"Um, yeah, we'll find out," says Samberg, laughing. "It's heavy-duty ... There's stuff that's coming out the week before and the week during us and the week after us, and they're all really big movies. (Producer Judd Apatow) and the studio felt really strongly about summer and that we had something we could put there."
One of the fathers of the summer movie season, Steven Spielberg, will also be in the mix with "The BFG" (July 1), his Roald Dahl adaptation that reteams the director with Mark Rylance. The recent Oscar winner plays the titular giant in a motion-capture performance.
"The exciting thing about 'The BFG' is the combination of Roald Dahl, who's just a superb storyteller, with Steven and (late screenwriter) Melissa Mathison," says Rylance. "It took five years to get made because of course initially many studios said: 'Giants eating kids? I don't think so!' That edge of Roald Dahl, that frightening edge, I hope is still in there. There's a kind of marvelous, frightening aspect to the fantasy as there is in the Tolkien books or the Grimm fairy tales that children can handle."
Family audiences will be especially sought after by the likes of "The Secret Life of Pets," ''Ice Age: Collision Course," and "Pete's Dragon." One much smaller film, "Life, Animated" (July 8), will hope to sway moviegoers from the blockbusters while simultaneously reminding them of the power of movies.

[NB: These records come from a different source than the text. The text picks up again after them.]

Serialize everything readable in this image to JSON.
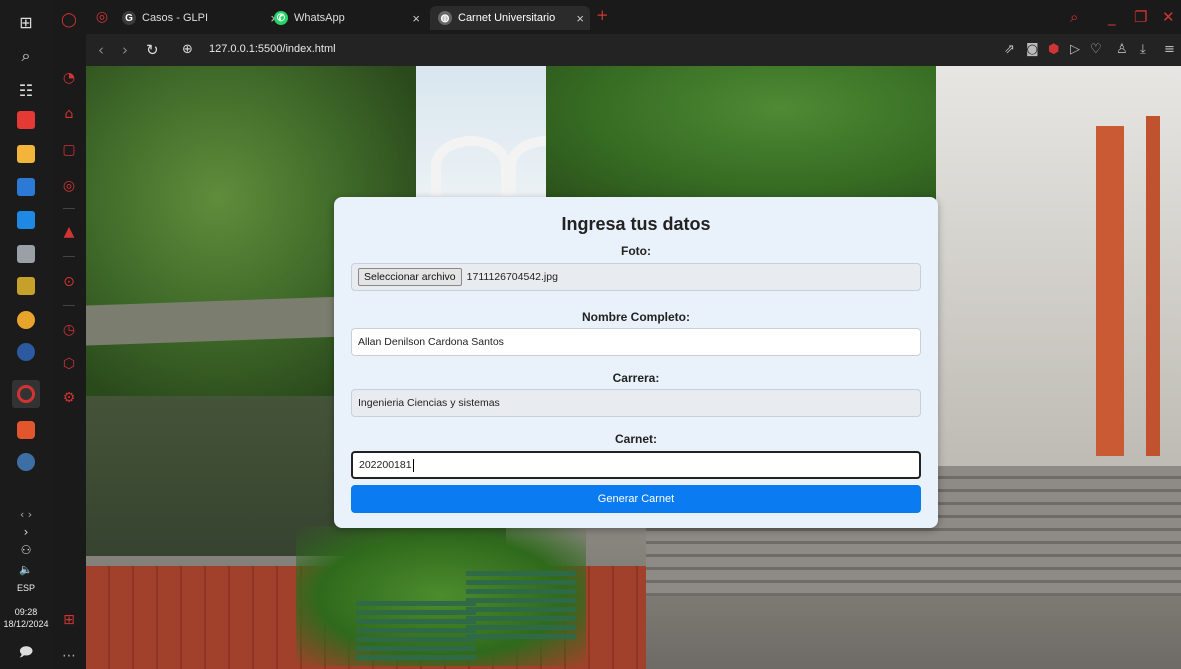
{
  "taskbar": {
    "language": "ESP",
    "time": "09:28",
    "date": "18/12/2024"
  },
  "tabs": [
    {
      "title": "Casos - GLPI",
      "favicon": "glpi-icon",
      "color": "#3a3a3a"
    },
    {
      "title": "WhatsApp",
      "favicon": "whatsapp-icon",
      "color": "#25d366"
    },
    {
      "title": "Carnet Universitario",
      "favicon": "globe-icon",
      "color": "#555555"
    }
  ],
  "address": {
    "url": "127.0.0.1:5500/index.html"
  },
  "form": {
    "title": "Ingresa tus datos",
    "photo_label": "Foto:",
    "file_button": "Seleccionar archivo",
    "file_name": "1711126704542.jpg",
    "name_label": "Nombre Completo:",
    "name_value": "Allan Denilson Cardona Santos",
    "career_label": "Carrera:",
    "career_value": "Ingenieria Ciencias y sistemas",
    "carnet_label": "Carnet:",
    "carnet_value": "202200181",
    "submit_label": "Generar Carnet"
  },
  "colors": {
    "accent": "#0a7bf0",
    "opera_red": "#d23434"
  }
}
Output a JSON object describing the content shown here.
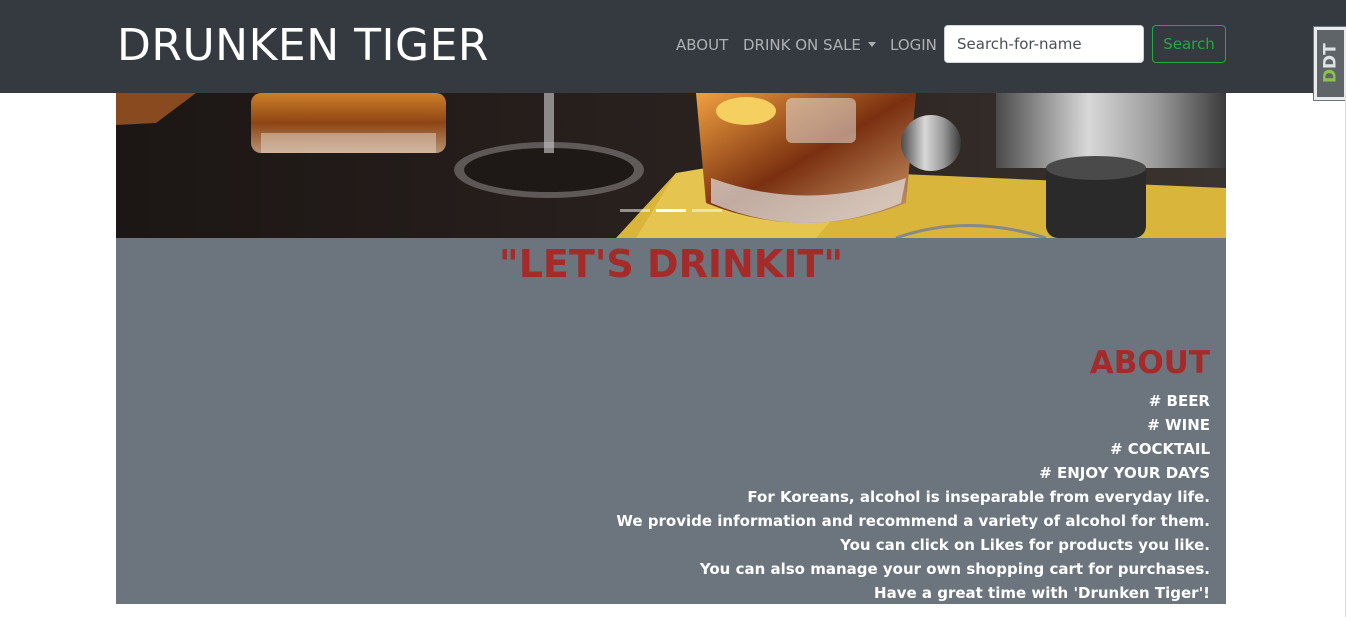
{
  "navbar": {
    "brand": "DRUNKEN TIGER",
    "links": [
      {
        "label": "ABOUT"
      },
      {
        "label": "DRINK ON SALE"
      },
      {
        "label": "LOGIN"
      }
    ],
    "search": {
      "placeholder": "Search-for-name",
      "value": ""
    },
    "search_button": "Search"
  },
  "extension_badge": {
    "text_a": "D",
    "text_b": "DT",
    "icon": "ddt-extension-icon"
  },
  "carousel": {
    "indicator_count": 3,
    "active_index": 1
  },
  "main": {
    "slogan": "\"LET'S DRINKIT\"",
    "about": {
      "title": "ABOUT",
      "lines": [
        "# BEER",
        "# WINE",
        "# COCKTAIL",
        "# ENJOY YOUR DAYS",
        "For Koreans, alcohol is inseparable from everyday life.",
        "We provide information and recommend a variety of alcohol for them.",
        "You can click on Likes for products you like.",
        "You can also manage your own shopping cart for purchases.",
        "Have a great time with 'Drunken Tiger'!"
      ]
    }
  },
  "colors": {
    "navbar_bg": "#343a40",
    "content_bg": "#6c757d",
    "accent_red": "#a52a2a",
    "success_green": "#28a745"
  }
}
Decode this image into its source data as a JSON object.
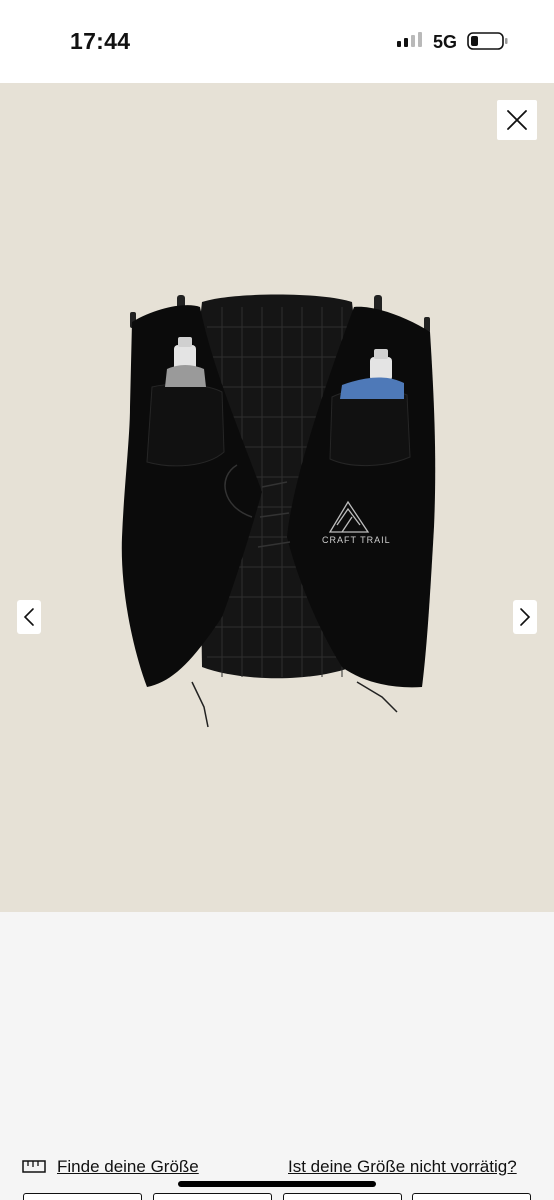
{
  "status_bar": {
    "time": "17:44",
    "network": "5G",
    "icons": [
      "signal-icon",
      "battery-icon"
    ]
  },
  "gallery": {
    "background_color": "#e6e1d6",
    "product_logo_text": "CRAFT TRAIL",
    "icons": [
      "close-icon",
      "chevron-left-icon",
      "chevron-right-icon"
    ]
  },
  "size_links": {
    "find_size": "Finde deine Größe",
    "size_unavailable": "Ist deine Größe nicht vorrätig?"
  },
  "colors": {
    "accent": "#111111",
    "lower_background": "#f5f5f5"
  }
}
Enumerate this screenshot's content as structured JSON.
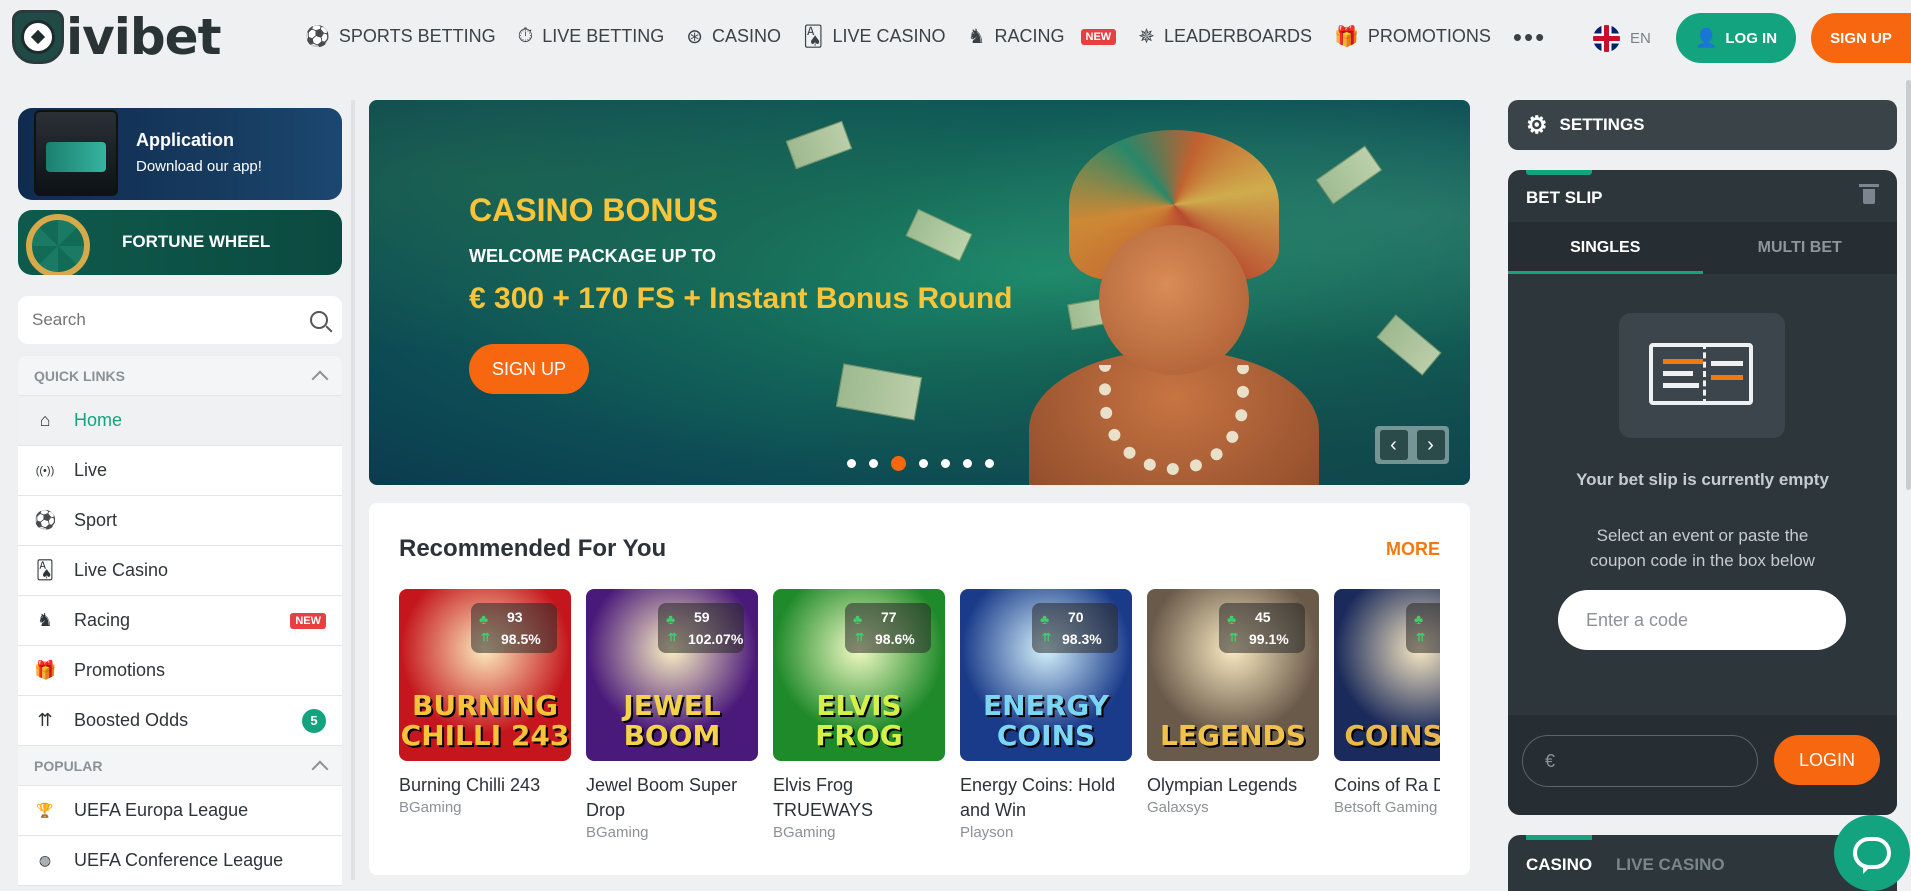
{
  "brand": {
    "logo_text": "ivibet"
  },
  "nav": {
    "items": [
      {
        "label": "SPORTS BETTING",
        "icon": "soccer-ball-icon",
        "glyph": "⚽"
      },
      {
        "label": "LIVE BETTING",
        "icon": "stopwatch-icon",
        "glyph": "⏱"
      },
      {
        "label": "CASINO",
        "icon": "roulette-icon",
        "glyph": "⊛"
      },
      {
        "label": "LIVE CASINO",
        "icon": "cards-icon",
        "glyph": "🂡"
      },
      {
        "label": "RACING",
        "icon": "horse-head-icon",
        "glyph": "♞",
        "badge": "NEW"
      },
      {
        "label": "LEADERBOARDS",
        "icon": "laurel-icon",
        "glyph": "✵"
      },
      {
        "label": "PROMOTIONS",
        "icon": "gift-icon",
        "glyph": "🎁"
      }
    ],
    "more": "•••"
  },
  "header": {
    "lang": "EN",
    "login_label": "LOG IN",
    "signup_label": "SIGN UP"
  },
  "sidebar": {
    "app_promo": {
      "title": "Application",
      "subtitle": "Download our app!"
    },
    "wheel_promo": {
      "title": "FORTUNE WHEEL"
    },
    "search_placeholder": "Search",
    "quick_links_title": "QUICK LINKS",
    "quick_links": [
      {
        "label": "Home",
        "icon": "home-icon",
        "glyph": "⌂",
        "active": true
      },
      {
        "label": "Live",
        "icon": "broadcast-icon",
        "glyph": "((•))"
      },
      {
        "label": "Sport",
        "icon": "soccer-ball-icon",
        "glyph": "⚽"
      },
      {
        "label": "Live Casino",
        "icon": "cards-icon",
        "glyph": "🂡"
      },
      {
        "label": "Racing",
        "icon": "horse-head-icon",
        "glyph": "♞",
        "badge": "NEW"
      },
      {
        "label": "Promotions",
        "icon": "gift-icon",
        "glyph": "🎁"
      },
      {
        "label": "Boosted Odds",
        "icon": "chevrons-up-icon",
        "glyph": "⇈",
        "count": "5"
      }
    ],
    "popular_title": "POPULAR",
    "popular": [
      {
        "label": "UEFA Europa League",
        "icon": "trophy-icon",
        "glyph": "🏆"
      },
      {
        "label": "UEFA Conference League",
        "icon": "europa-logo-icon",
        "glyph": "◍"
      }
    ]
  },
  "banner": {
    "title": "CASINO BONUS",
    "subtitle": "WELCOME PACKAGE UP TO",
    "amount": "€ 300 + 170 FS + Instant Bonus Round",
    "button": "SIGN UP",
    "active_slide": 3,
    "slide_count": 7
  },
  "recommended": {
    "title": "Recommended For You",
    "more": "MORE",
    "games": [
      {
        "name": "Burning Chilli 243",
        "provider": "BGaming",
        "hot": "93",
        "rtp": "98.5%",
        "art": "BURNING CHILLI 243",
        "bg": "#c4161c",
        "fg": "#f6c33a"
      },
      {
        "name": "Jewel Boom Super Drop",
        "provider": "BGaming",
        "hot": "59",
        "rtp": "102.07%",
        "art": "JEWEL BOOM",
        "bg": "#4a1a7a",
        "fg": "#f4d24a"
      },
      {
        "name": "Elvis Frog TRUEWAYS",
        "provider": "BGaming",
        "hot": "77",
        "rtp": "98.6%",
        "art": "ELVIS FROG",
        "bg": "#1f8a2a",
        "fg": "#d6f04a"
      },
      {
        "name": "Energy Coins: Hold and Win",
        "provider": "Playson",
        "hot": "70",
        "rtp": "98.3%",
        "art": "ENERGY COINS",
        "bg": "#1a3a8a",
        "fg": "#7ad6f4"
      },
      {
        "name": "Olympian Legends",
        "provider": "Galaxsys",
        "hot": "45",
        "rtp": "99.1%",
        "art": "LEGENDS",
        "bg": "#6a5a4a",
        "fg": "#f0c24a"
      },
      {
        "name": "Coins of Ra Deluxe Hold & Win",
        "provider": "Betsoft Gaming",
        "hot": "",
        "rtp": "",
        "art": "COINS RA",
        "bg": "#1a2a5a",
        "fg": "#e8b84a"
      }
    ]
  },
  "right": {
    "settings_label": "SETTINGS",
    "betslip": {
      "title": "BET SLIP",
      "tabs": [
        "SINGLES",
        "MULTI BET"
      ],
      "empty_title": "Your bet slip is currently empty",
      "empty_desc": "Select an event or paste the coupon code in the box below",
      "code_placeholder": "Enter a code",
      "currency": "€",
      "login_button": "LOGIN"
    },
    "casino_tabs": [
      "CASINO",
      "LIVE CASINO"
    ]
  },
  "colors": {
    "accent_green": "#14a37f",
    "accent_orange": "#f7670f"
  }
}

The documentary, directed by Roger Ross Williams, is about a young man, Owen Suskind, who was diagnosed with autism and who found language through his love of Disney animated classics.
"It's rare that you create a film like this that generations can enjoy together," says Williams. "In the summer, this is an alternative where families can go together and see it and hopefully be inspired and uplifted."
To be uplifted rather than pummeled at summer movie theaters would indeed be almost radical change of pace.